And those we wish we had written.
After 42 days, look for a change in the weather,
Maybe just the light, for a moment,
Or a shuttered day in clouds.
Regardless, someone’s head will turn,
Like catching a whiff of silence
Almost. Another curious pause,
In a rarely checked routine.
On that day, I should be drawn back in:
tempted by the familiar,
Sinking back into the reflection,
Or falling to the side,
Just leave me some thread,
Or mark, to orient,
And resume. I’ll finish this poem,
And the others too.
When the wind turns,
And a quiet spell might linger.
Set the horizon just above the bones
Lying deep in chill
Layered in soiled mantles,
The spring grass waits
In the churn of hope
And the customs that years tend to build.
Like promises from old friends:
And carried through the field.
Mind this vista well.
Explore the escapes of hills
And secret creeks,
Long walks during the bright times,
Wanderings during foggy mornings,
And the staggering stupors
Of the dying weeks.
Breathe the air,
In evening’s soft glow.
Last week, my stepfather passed away unexpectedly. My mom is a wreck. The grieving is compounded by a long standing financial quagmire, her mediocre health and the daunting propect of all those things that just need to be done day in and day out. I am grateful I was able to “drop everything” and travel to the midwest to be here.
Death is daunting not only for the profound loss it suddenly imposes on a routine established over many years of living together, but also for the day-to-day logistics of life. Who pays the bills? Or, for that matter, what bills get paid? Who do you call to inform them that someone has died? What if you were dependent on the deceased person’s income? How do you figure that out? Do I need to hire an attorney? Do we need to relocate the surviving spouse to a more convenient living situation?

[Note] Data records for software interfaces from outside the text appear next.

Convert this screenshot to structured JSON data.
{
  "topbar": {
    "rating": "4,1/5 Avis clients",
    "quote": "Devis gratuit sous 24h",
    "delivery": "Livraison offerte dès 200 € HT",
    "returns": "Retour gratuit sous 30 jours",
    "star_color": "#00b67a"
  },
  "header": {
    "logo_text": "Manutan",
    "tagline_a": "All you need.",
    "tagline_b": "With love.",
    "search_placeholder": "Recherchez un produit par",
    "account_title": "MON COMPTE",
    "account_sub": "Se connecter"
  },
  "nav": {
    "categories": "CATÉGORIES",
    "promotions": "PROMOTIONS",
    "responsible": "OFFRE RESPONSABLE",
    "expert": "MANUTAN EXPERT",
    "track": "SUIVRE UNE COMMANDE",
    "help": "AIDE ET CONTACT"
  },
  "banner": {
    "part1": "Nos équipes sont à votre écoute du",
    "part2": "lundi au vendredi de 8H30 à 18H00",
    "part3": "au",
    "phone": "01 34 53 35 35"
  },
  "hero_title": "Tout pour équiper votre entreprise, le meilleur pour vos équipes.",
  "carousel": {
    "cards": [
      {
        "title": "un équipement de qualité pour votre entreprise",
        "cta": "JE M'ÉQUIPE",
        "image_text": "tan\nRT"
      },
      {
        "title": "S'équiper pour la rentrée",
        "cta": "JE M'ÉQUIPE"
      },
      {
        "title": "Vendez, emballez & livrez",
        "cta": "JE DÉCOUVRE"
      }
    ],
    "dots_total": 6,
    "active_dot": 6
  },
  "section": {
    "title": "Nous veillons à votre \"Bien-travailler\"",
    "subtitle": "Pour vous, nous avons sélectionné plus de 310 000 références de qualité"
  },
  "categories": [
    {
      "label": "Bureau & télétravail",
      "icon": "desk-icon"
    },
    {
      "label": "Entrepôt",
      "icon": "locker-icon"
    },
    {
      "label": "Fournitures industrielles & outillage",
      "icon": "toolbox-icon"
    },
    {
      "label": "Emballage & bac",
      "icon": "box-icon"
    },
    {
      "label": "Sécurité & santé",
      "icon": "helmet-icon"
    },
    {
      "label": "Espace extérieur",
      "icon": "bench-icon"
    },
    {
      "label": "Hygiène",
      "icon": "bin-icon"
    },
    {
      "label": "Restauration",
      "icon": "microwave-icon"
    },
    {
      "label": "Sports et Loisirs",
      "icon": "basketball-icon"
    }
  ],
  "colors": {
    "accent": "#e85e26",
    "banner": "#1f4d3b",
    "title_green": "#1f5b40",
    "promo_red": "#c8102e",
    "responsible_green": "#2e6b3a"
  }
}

I write this not so much to say what I’m going through but so you might ask the questions prior to the loss of a family member. I suspect most of us who step in to “run the house” for awhile are ill prepared to do so. At this point, I have no solid advice, or do’s and dont’s. What I can say is this: talk to those close to you while they are still alive. Try and walk through the scenario of their death. Ask yourself if you know what you would do in the hours, days, weeks and months following their death.
Imagine one of those lazy Saturday mornings where you’re wondering what you might want to do for fun over the weekend. The phone rings and you see it’s mom calling and you think how its been a little while since you’ve talked to mom. With that first hello, your life takes an unexpected turn down a road you may never have traveled.